What this task involves: Lines of the material that include the string "Google" should be returned.

Material for the task:
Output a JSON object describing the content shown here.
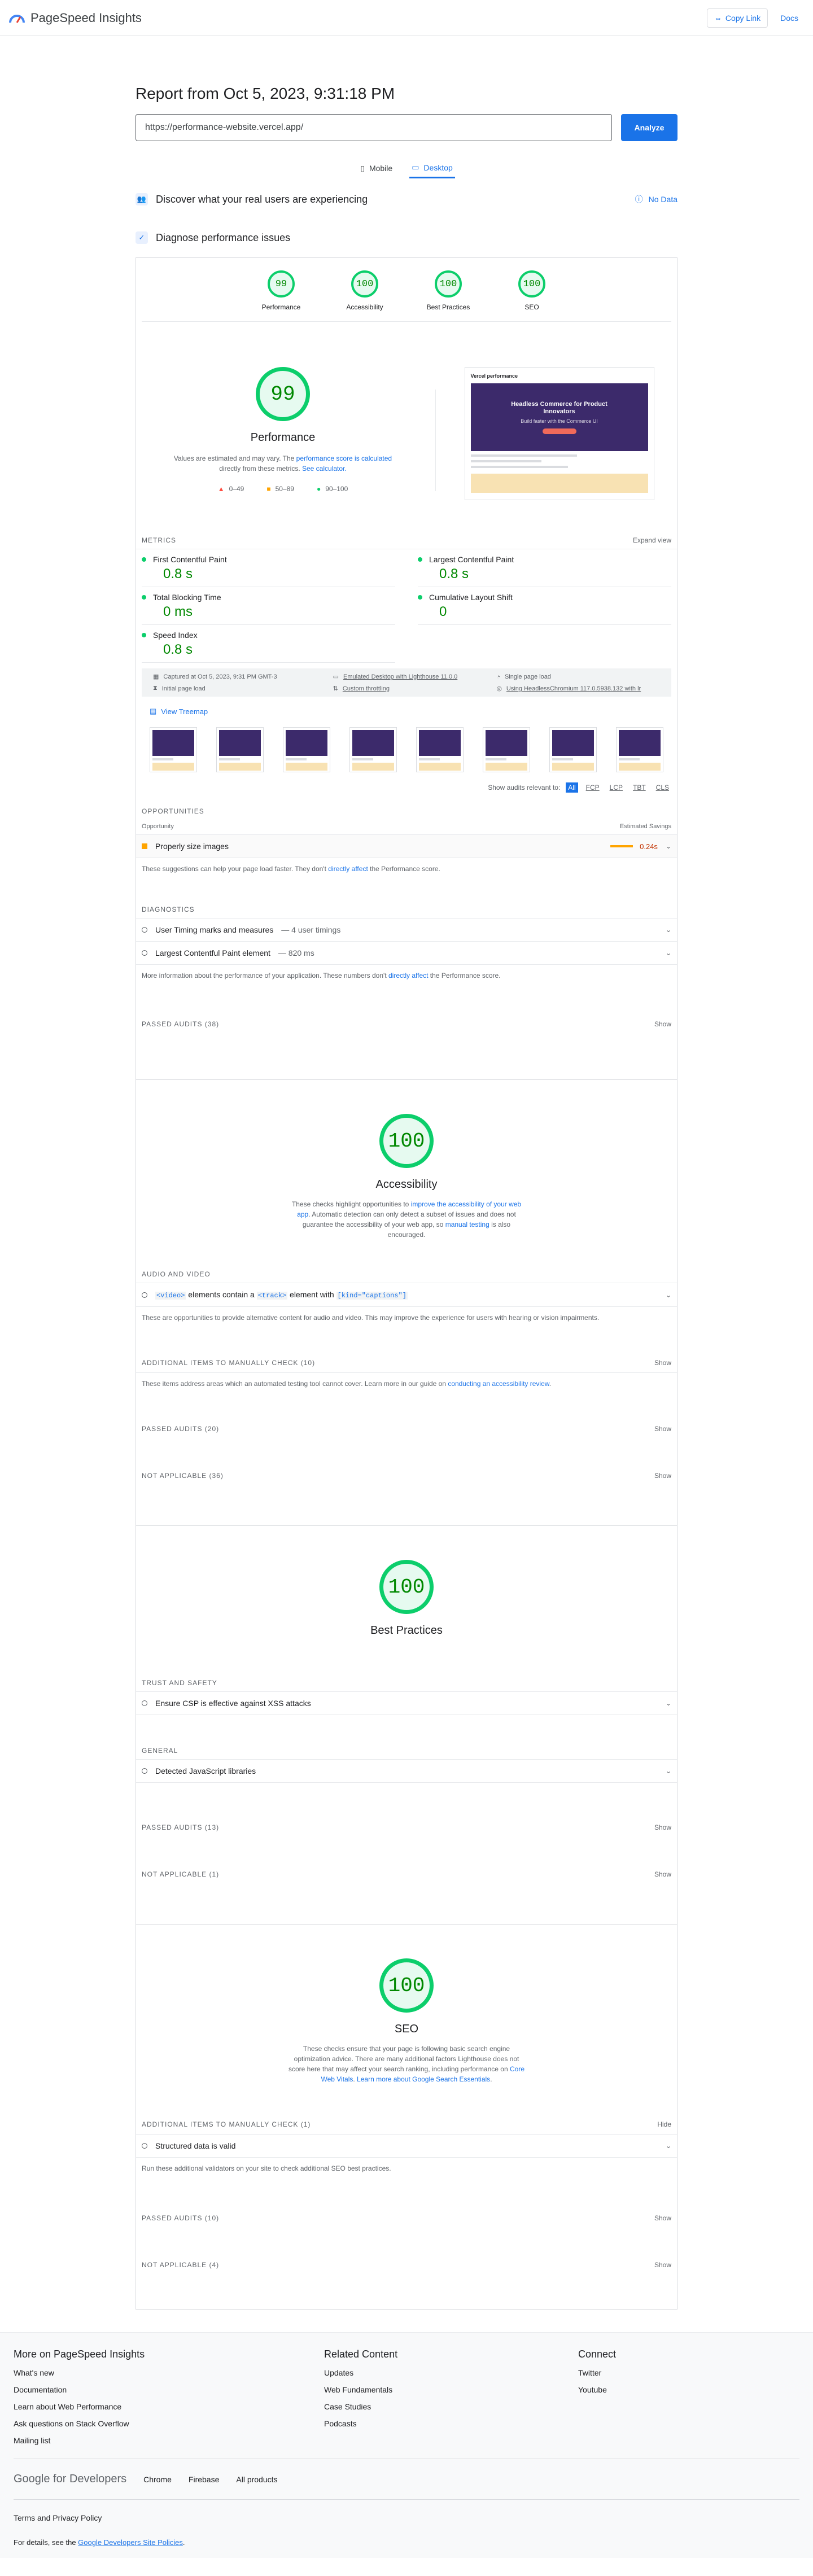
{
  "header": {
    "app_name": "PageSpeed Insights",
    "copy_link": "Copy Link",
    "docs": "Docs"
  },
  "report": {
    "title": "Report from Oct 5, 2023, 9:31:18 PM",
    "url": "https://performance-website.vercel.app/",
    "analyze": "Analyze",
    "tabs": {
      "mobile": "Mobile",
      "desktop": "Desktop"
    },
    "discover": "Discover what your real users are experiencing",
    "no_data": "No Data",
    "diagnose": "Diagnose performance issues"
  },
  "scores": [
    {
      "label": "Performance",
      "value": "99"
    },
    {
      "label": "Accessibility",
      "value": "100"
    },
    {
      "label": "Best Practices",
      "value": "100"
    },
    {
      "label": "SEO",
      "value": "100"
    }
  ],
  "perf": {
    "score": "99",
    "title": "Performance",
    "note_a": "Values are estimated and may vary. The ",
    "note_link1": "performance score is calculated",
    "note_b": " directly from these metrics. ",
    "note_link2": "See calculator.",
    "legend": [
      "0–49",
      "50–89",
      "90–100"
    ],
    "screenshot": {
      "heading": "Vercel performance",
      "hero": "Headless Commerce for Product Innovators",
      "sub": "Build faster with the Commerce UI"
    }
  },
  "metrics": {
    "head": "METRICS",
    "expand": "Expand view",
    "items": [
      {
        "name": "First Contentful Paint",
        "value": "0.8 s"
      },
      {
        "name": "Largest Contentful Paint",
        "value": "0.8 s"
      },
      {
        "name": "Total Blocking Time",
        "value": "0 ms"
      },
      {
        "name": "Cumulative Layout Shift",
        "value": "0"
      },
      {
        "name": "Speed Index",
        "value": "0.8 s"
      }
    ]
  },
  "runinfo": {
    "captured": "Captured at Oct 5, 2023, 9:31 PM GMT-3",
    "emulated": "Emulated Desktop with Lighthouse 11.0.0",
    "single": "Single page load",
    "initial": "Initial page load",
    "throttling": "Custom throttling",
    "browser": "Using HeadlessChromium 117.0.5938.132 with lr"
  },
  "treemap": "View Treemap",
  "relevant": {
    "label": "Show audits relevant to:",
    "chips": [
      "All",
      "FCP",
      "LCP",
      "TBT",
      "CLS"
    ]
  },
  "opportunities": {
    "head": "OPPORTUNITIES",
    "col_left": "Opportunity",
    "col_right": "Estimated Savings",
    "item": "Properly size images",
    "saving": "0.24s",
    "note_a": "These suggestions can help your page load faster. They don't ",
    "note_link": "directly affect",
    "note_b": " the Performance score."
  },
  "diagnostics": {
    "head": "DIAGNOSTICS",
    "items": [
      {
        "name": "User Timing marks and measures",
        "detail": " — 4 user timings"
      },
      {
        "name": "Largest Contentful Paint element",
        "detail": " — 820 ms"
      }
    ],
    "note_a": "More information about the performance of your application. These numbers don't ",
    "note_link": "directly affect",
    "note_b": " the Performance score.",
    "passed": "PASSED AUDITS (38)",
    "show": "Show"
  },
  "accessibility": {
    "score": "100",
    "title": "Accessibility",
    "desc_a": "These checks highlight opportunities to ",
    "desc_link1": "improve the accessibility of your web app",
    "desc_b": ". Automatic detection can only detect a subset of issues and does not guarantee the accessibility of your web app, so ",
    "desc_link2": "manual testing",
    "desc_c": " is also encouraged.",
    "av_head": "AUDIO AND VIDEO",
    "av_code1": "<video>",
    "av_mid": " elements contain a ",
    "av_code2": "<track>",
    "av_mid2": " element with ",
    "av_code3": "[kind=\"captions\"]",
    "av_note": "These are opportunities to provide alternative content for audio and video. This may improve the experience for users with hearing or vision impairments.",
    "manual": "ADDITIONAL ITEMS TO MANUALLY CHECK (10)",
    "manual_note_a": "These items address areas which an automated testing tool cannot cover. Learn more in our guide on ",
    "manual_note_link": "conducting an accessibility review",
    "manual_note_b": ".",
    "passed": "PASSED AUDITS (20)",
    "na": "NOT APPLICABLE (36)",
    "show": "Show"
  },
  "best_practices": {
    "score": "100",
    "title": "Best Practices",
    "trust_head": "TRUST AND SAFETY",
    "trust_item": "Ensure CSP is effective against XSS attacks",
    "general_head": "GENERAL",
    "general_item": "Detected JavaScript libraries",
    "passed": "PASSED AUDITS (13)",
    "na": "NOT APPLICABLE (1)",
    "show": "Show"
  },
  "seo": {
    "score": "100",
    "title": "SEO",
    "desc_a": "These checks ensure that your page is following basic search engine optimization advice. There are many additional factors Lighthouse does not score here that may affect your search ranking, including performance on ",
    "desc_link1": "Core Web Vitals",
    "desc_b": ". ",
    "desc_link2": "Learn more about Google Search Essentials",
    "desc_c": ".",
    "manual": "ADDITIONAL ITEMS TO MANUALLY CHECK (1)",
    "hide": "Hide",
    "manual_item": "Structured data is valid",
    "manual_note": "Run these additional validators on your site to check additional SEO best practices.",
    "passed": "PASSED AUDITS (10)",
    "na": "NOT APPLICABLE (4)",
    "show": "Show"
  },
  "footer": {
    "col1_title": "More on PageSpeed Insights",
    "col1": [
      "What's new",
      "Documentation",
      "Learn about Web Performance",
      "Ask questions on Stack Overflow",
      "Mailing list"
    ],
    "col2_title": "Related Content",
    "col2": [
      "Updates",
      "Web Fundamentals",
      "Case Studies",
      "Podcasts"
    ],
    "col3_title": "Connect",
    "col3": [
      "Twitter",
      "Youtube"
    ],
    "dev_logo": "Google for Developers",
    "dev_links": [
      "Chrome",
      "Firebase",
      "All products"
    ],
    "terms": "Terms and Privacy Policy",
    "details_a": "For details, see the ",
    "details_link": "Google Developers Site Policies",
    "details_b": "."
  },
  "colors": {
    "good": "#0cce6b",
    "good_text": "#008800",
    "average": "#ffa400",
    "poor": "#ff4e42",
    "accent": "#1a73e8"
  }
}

Task response:
    "desc_link2": "Learn more about Google Search Essentials",
    "dev_logo": "Google for Developers",
    "details_link": "Google Developers Site Policies",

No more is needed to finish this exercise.